Last edited 09/2022 and last reviewed 09/2022

Recommended tests for the diagnosis of myeloma and related organ dysfunction are as follows (1):

  • history and physical examinations

investigations recommended by British Committee for Standards in Haematology (BCSH)/UK Myeloma Forum (UKMF)

The UKMF/BCSH guidelines on the diagnosis and management of multiple myeloma recommends that investigation of a suspected myeloma patient should include screening tests followed by further tests to confirm the diagnosis (1).

Patients with suspected myeloma should be investigated using the tests listed (1):

  • screening tests FBC
  • urea & creatinine
  • calcium
  • immunoglobulins & serum electrophoresis
  • serum free light chains

A bone marrow biopsy should be undertaken in patients in whom there is a clinical concern for end organ damage and/or those with a significantly elevated monoclonal protein (M-protein)

NICE state (2):

  • use serum protein electrophoresis and serum-free light-chain assay to confirm the presence of a paraprotein indicating possible myeloma or monoclonal gammopathy of undetermined significance (MGUS)
  • if serum protein electrophoresis is abnormal, use serum immunofixation to confirm the presence of a paraprotein indicating possible myeloma or MGUS
  • do not use serum protein electrophoresis, serum immunofixation, serum-free light-chain assay or urine electrophoresis (urine Bence-Jones protein assessment) alone to exclude a diagnosis of myeloma

Tests to establish diagnosis

  • bone marrow aspirate + trephine biopsy with plasma cell phenotyping
  • immunofixation of serum and urine
  • skeletal survey

Tests to estimate tumour burden and prognosis

  • Fluorescence in situ hybridisation (FISH) analysis
  • quantification of monoclonal protein in serum and urine
  • albumin 2 - microglobulin
  • skeletal survey

NICE state with respect to prognostic information (2):

  • when performing a bone marrow aspirate and trephine biopsy to provide prognostic information:

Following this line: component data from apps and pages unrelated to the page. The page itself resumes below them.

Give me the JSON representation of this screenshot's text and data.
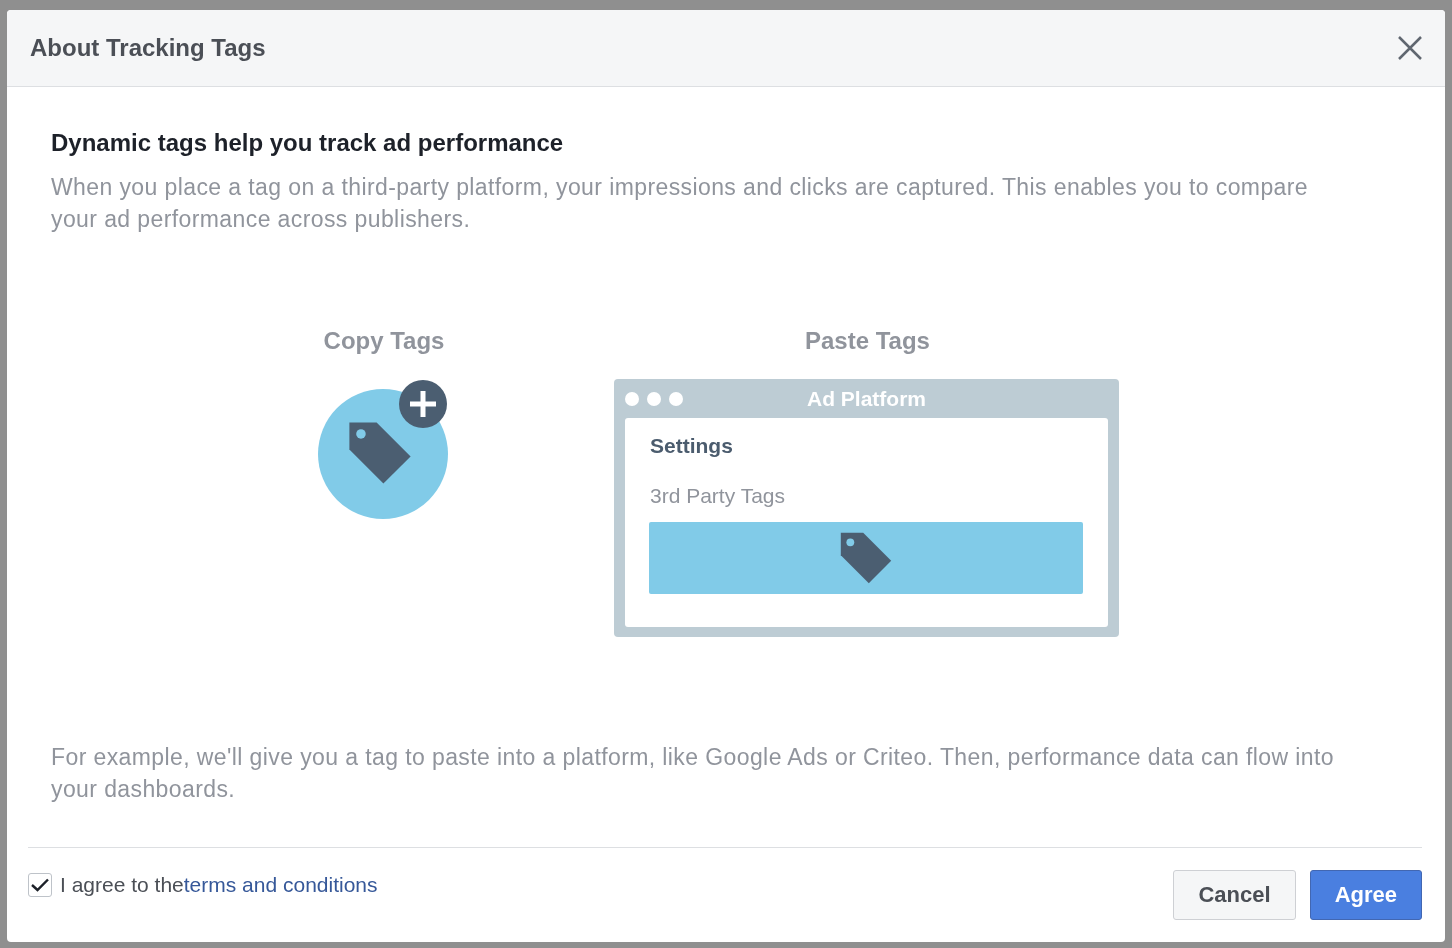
{
  "dialog": {
    "title": "About Tracking Tags"
  },
  "heading": "Dynamic tags help you track ad performance",
  "intro": "When you place a tag on a third-party platform, your impressions and clicks are captured. This enables you to compare your ad performance across publishers.",
  "illustration": {
    "copy_label": "Copy Tags",
    "paste_label": "Paste Tags",
    "window_title": "Ad Platform",
    "settings_label": "Settings",
    "field_label": "3rd Party Tags"
  },
  "example": "For example, we'll give you a tag to paste into a platform, like Google Ads or Criteo. Then, performance data can flow into your dashboards.",
  "agreement": {
    "checked": true,
    "text": "I agree to the",
    "link": "terms and conditions"
  },
  "buttons": [
    {
      "label": "Cancel",
      "kind": "secondary"
    },
    {
      "label": "Agree",
      "kind": "primary"
    }
  ]
}
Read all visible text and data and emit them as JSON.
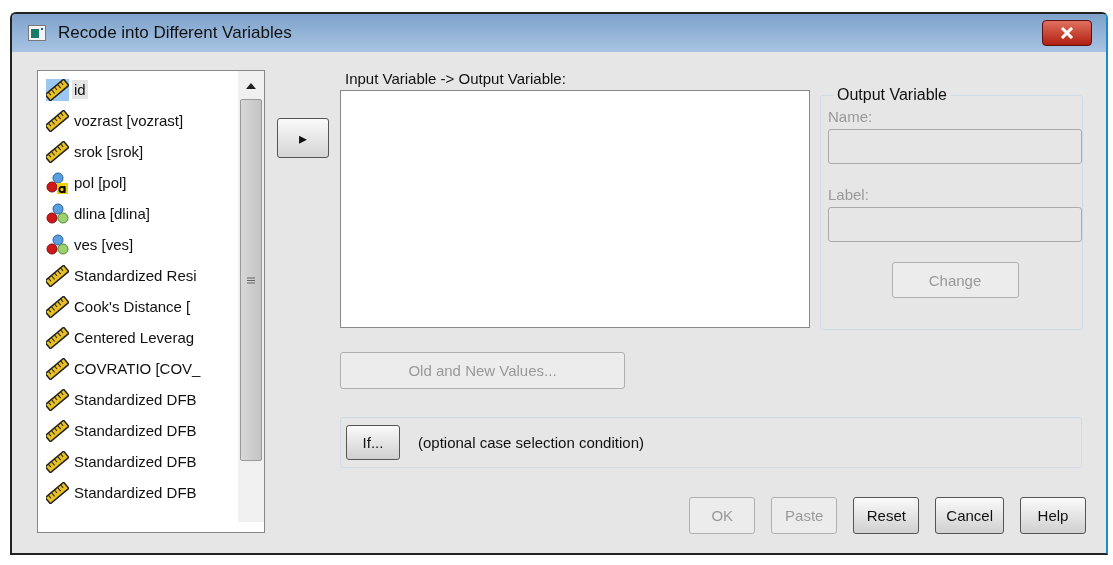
{
  "window": {
    "title": "Recode into Different Variables"
  },
  "variables": [
    {
      "label": "id",
      "kind": "scale",
      "selected": true
    },
    {
      "label": "vozrast [vozrast]",
      "kind": "scale",
      "selected": false
    },
    {
      "label": "srok [srok]",
      "kind": "scale",
      "selected": false
    },
    {
      "label": "pol [pol]",
      "kind": "nominal_string",
      "selected": false
    },
    {
      "label": "dlina [dlina]",
      "kind": "nominal",
      "selected": false
    },
    {
      "label": "ves [ves]",
      "kind": "nominal",
      "selected": false
    },
    {
      "label": "Standardized Resi",
      "kind": "scale",
      "selected": false
    },
    {
      "label": "Cook's Distance [",
      "kind": "scale",
      "selected": false
    },
    {
      "label": "Centered Leverag",
      "kind": "scale",
      "selected": false
    },
    {
      "label": "COVRATIO [COV_",
      "kind": "scale",
      "selected": false
    },
    {
      "label": "Standardized DFB",
      "kind": "scale",
      "selected": false
    },
    {
      "label": "Standardized DFB",
      "kind": "scale",
      "selected": false
    },
    {
      "label": "Standardized DFB",
      "kind": "scale",
      "selected": false
    },
    {
      "label": "Standardized DFB",
      "kind": "scale",
      "selected": false
    }
  ],
  "move_button": {
    "symbol": "▸"
  },
  "mapping": {
    "label": "Input Variable -> Output Variable:"
  },
  "output_variable": {
    "title": "Output Variable",
    "name_label": "Name:",
    "label_label": "Label:",
    "disabled": true,
    "change_button": {
      "label": "Change",
      "disabled": true
    }
  },
  "old_new_button": {
    "label": "Old and New Values...",
    "disabled": true
  },
  "if": {
    "button": "If...",
    "text": "(optional case selection condition)"
  },
  "buttons": [
    {
      "label": "OK",
      "disabled": true
    },
    {
      "label": "Paste",
      "disabled": true
    },
    {
      "label": "Reset",
      "disabled": false
    },
    {
      "label": "Cancel",
      "disabled": false
    },
    {
      "label": "Help",
      "disabled": false
    }
  ]
}
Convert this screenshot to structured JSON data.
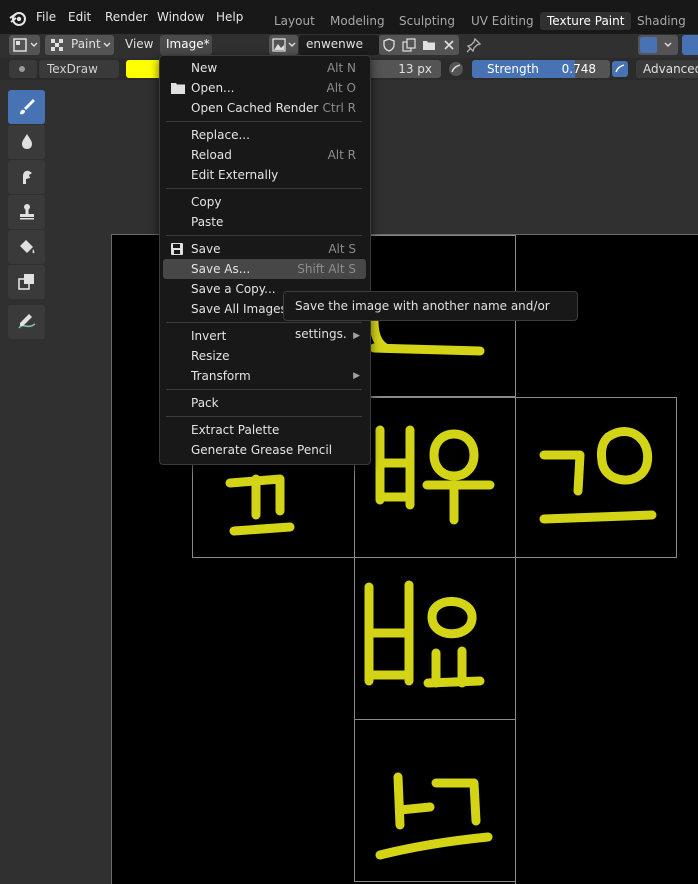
{
  "topbar": {
    "menus": [
      "File",
      "Edit",
      "Render",
      "Window",
      "Help"
    ],
    "workspaces": [
      "Layout",
      "Modeling",
      "Sculpting",
      "UV Editing",
      "Texture Paint",
      "Shading"
    ],
    "active_workspace": "Texture Paint"
  },
  "header": {
    "mode_label": "Paint",
    "view_label": "View",
    "image_menu_label": "Image*",
    "image_name": "enwenwe"
  },
  "tool_settings": {
    "brush_name": "TexDraw",
    "brush_color": "#ffff00",
    "radius": "13 px",
    "strength_label": "Strength",
    "strength_value": "0.748",
    "strength_fraction": 0.748,
    "advanced_label": "Advanced"
  },
  "image_menu": {
    "items": [
      {
        "label": "New",
        "shortcut": "Alt N"
      },
      {
        "label": "Open...",
        "shortcut": "Alt O"
      },
      {
        "label": "Open Cached Render",
        "shortcut": "Ctrl R"
      },
      {
        "label": "Replace...",
        "shortcut": ""
      },
      {
        "label": "Reload",
        "shortcut": "Alt R"
      },
      {
        "label": "Edit Externally",
        "shortcut": ""
      },
      {
        "label": "Copy",
        "shortcut": ""
      },
      {
        "label": "Paste",
        "shortcut": ""
      },
      {
        "label": "Save",
        "shortcut": "Alt S"
      },
      {
        "label": "Save As...",
        "shortcut": "Shift Alt S"
      },
      {
        "label": "Save a Copy...",
        "shortcut": ""
      },
      {
        "label": "Save All Images",
        "shortcut": ""
      },
      {
        "label": "Invert",
        "shortcut": ""
      },
      {
        "label": "Resize",
        "shortcut": ""
      },
      {
        "label": "Transform",
        "shortcut": ""
      },
      {
        "label": "Pack",
        "shortcut": ""
      },
      {
        "label": "Extract Palette",
        "shortcut": ""
      },
      {
        "label": "Generate Grease Pencil",
        "shortcut": ""
      }
    ],
    "highlighted": "Save As..."
  },
  "tooltip": {
    "text": "Save the image with another name and/or settings."
  },
  "colors": {
    "accent": "#4772b3",
    "paint": "#e6e619"
  },
  "icons": [
    "blender-logo-icon",
    "image-editor-icon",
    "chevron-down-icon",
    "paint-mode-icon",
    "image-icon",
    "shield-icon",
    "duplicate-icon",
    "folder-icon",
    "close-icon",
    "pin-icon",
    "brush-icon",
    "drop-icon",
    "smear-icon",
    "clone-stamp-icon",
    "fill-bucket-icon",
    "mask-icon",
    "annotate-icon",
    "folder-open-icon",
    "save-icon",
    "submenu-arrow-icon"
  ]
}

    • perform fluorescence in-situ hybridisation (FISH) on CD138-selected bone marrow plasma cells to identify the adverse risk abnormalities t(4;14), t(14;16), 1q gain, del(1p) and del(17p)(TP53 deletion). Use these abnormalities alongside International Staging System (ISS) scores to identify people with high-risk myeloma
    • consider performing FISH on CD138-selected bone marrow plasma cells to identify the adverse risk abnormality t(14;20), and the standard risk abnormalities t(11;14) and hyperdiploidy
    • consider performing immunophenotyping of bone marrow to identify plasma cell phenotype, and to inform subsequent monitoring
    • consider performing immunohistochemistry (including Ki-67 staining and p53 expression) on the trephine biopsy to identify plasma cell phenotype and give an indication of cell proliferation, to provide further prognostic information
  • perform serum-free light-chain assay and use serum-free light-chain ratio to assess prognosis

Tests to assess myeloma related organ impairment (ROTI)

  • FBC
  • serum urea and creatinine
  • creatinine clearance (measured or calculated)
  • calcium albumin plasma viscosity
  • tissue biopsy (or fat pad aspirate) for amyloid (if suspected)
  • quantification of non-isotypic immunoglobulins
  • skeletal survey

Special tests indicated in some patients

  • SFLC assay in oligo secretory, light chain only and non secretory disease
  • MRI, CT scan (1)

NICE state (2):

  • imaging for people with suspected myeloma

    • offer imaging to all people with a plasma cell disorder suspected to be myeloma
    • consider whole-body MRI as first-line imaging
    • consider whole-body low-dose CT as first-line imaging if whole-body MRI is unsuitable or the person declines it
    • only consider skeletal survey as first-line imaging if whole-body MRI and whole-body low-dose CT are unsuitable or the person declines them
    • do not use isotope bone scans to identify myeloma-related bone disease in people with a plasma cell disorder suspected to be myeloma

Note that NICE guidance also recommends the use of serum free light chains (SFLC) rather than urinary Bence Jones protein (BJP), and studies have validated this

SFLC replaces BJP in the British Society for Haematology/UK Myeloma Forum Guideline (1)

  • although it is noted that BJP may still be required for some clinical trials

  • urine albumin:creatinine ratio along with troponin and Nterminal pro-B-type natriuretic peptide (NT-proBNP) can be a useful screening tool for detecting amyloid.


  • 1.Sive, J., Cuthill, K., Hunter, H., Kazmi, M., Pratt, G., Smith, D. and (2021), Guidelines on the diagnosis, investigation and initial treatment of myeloma: a British Society for Haematology/UK Myeloma Forum Guideline. Br. J. Haematol., 193: 245-268.
  • 2. NICE (February 2016).Myeloma